That’s Varun and Bhavya … (not very) solemnly shaking hands over the pact to remain die hard foodies forever!
And that’s me … ever happy at the idea of discovering something nice to eat.
Hunger Strike is a tiny hole-in-the-wall establishment that does not inspire a lot of confidence in anybody who is in the habit of frequenting the nicer restaurants and cafes around the city. If you are going in here looking for a fine dining experience, turn right back. But, if you are interested in having a truly incredible dish that just explodes in your mouth, plod right on. And, if you need it, take inspiration from their rate list which is a welcome change (to me, at least) from the exorbitant ones I am used to seeing everyday.
Since this was our first time here, the selection from the menu was restricted to two items only – tandoori momos and shawarma, although I was sorely tempted to order their chowmein. They looked delicious and reminded me of what I used to have in college. But good sense prevailed and we went with momos and shawarma. And let me tell you right away … these two little delicacies did a good job of firmly establishing Hunger Strike’s credo in my mind. In fact, tandoori momos, by themselves, packed quite a punch, and even if I hadn’t had the shawarma, I would have been more than interested in coming back to Hunger Strike and making this place my regular haunt.

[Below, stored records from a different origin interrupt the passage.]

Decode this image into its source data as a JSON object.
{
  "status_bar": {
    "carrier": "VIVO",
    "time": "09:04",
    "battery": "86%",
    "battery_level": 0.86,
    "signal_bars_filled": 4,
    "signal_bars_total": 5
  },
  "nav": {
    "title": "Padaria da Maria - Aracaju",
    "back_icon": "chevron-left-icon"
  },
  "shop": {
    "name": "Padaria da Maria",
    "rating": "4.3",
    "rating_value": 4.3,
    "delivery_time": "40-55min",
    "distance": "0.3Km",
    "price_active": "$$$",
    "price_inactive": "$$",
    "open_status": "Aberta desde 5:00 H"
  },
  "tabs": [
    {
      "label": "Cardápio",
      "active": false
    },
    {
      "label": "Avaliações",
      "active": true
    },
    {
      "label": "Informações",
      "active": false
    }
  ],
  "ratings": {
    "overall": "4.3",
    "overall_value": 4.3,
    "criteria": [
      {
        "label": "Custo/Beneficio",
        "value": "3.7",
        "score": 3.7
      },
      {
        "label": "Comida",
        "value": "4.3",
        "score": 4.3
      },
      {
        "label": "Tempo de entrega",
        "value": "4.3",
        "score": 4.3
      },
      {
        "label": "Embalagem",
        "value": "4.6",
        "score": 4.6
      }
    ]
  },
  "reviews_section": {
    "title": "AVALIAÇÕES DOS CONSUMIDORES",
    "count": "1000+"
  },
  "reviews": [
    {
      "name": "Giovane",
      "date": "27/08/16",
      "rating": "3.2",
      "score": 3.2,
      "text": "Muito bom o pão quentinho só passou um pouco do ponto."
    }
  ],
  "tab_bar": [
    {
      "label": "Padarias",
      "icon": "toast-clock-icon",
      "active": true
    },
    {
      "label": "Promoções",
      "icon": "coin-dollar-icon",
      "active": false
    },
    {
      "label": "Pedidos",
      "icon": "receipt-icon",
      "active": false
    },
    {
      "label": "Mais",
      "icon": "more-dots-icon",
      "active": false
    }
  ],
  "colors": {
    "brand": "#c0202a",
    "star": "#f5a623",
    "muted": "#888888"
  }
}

As you can tell, I am fairly impressed by the tandoori momos. Who wouldn’t be? I mean, just look at them …
Not only are they momos – one of the most favored snacks in Delhi – they are tandoori-fied, which has definitely got to appeal to every North, South, East, and West Indian I can think of. Crisp on the outside, they give you the satisfying crunch of fried momos, but minus the excess oil and guilt. And on the inside, they are juicy, flavorful and oh, so divine!
Every single time I would finish eating one momo, I would go into mini-depression over the fact that the goodness had come to an end so soon. But then, I would perk up again looking at the other pieces lying in my plate waiting to be eaten. And with each plate containing 8 momos, there were enough reasons for me to be happy, then sad, and then happy all over again.
There is no place to sit and eat at Hunger Strike, so we picked up our goodies – 2 plates of momos and 2 plates of shawarma – and headed for the cool sanctuary of the car (Sorry, AC was an absolute necessity in a weather that varied between hot and sultry to muggy and sticky).
In the 10 minutes that it took for us to polish of 16 pieces of tandoori momos, there was pin-drop silence and all that could be heard was the noisy munching of three people who had abandoned all attempts at polite conversation and had busied themselves solely with doing justice to the treats they’d been handed. When the last piece of momo was gone, I sat back in content, smacking my lips in as un-genteel manner as possible, my culinary pleasure reflected in the face of my companions as well.
I feel a little guilty about not saying much about the shawarmas we ordered and to be honest, I would still give Al Bake top marks for their preparation. But, these weren’t that bad either. Also, with all our efforts focused on enjoying the momos, I believe that the enthusiasm got spent there.
In the end, all I can say is that I am surprised that there aren’t more establishments selling tandoori momos throughout the city. I am surprised they aren’t already a rage in South Delhi. Sure, Hunger Cure is well known, but, as a dish, tandoori momos have yet to receive their due credit. Till that happens, I am going to go back to Hunger Cure for my fill of this lovely snack and hope that it is soon available in every nook and cranny across Delhi as it’s humbler cousin – steamed momos!
My very reliable guide-cum-friend tells me that these guys can give Sagar Ratna a run for their money. This I have to check out. Some other day, though. Right now, I just feel like Anaconda after it devoured the crew of an entire ship. Time for a snooze!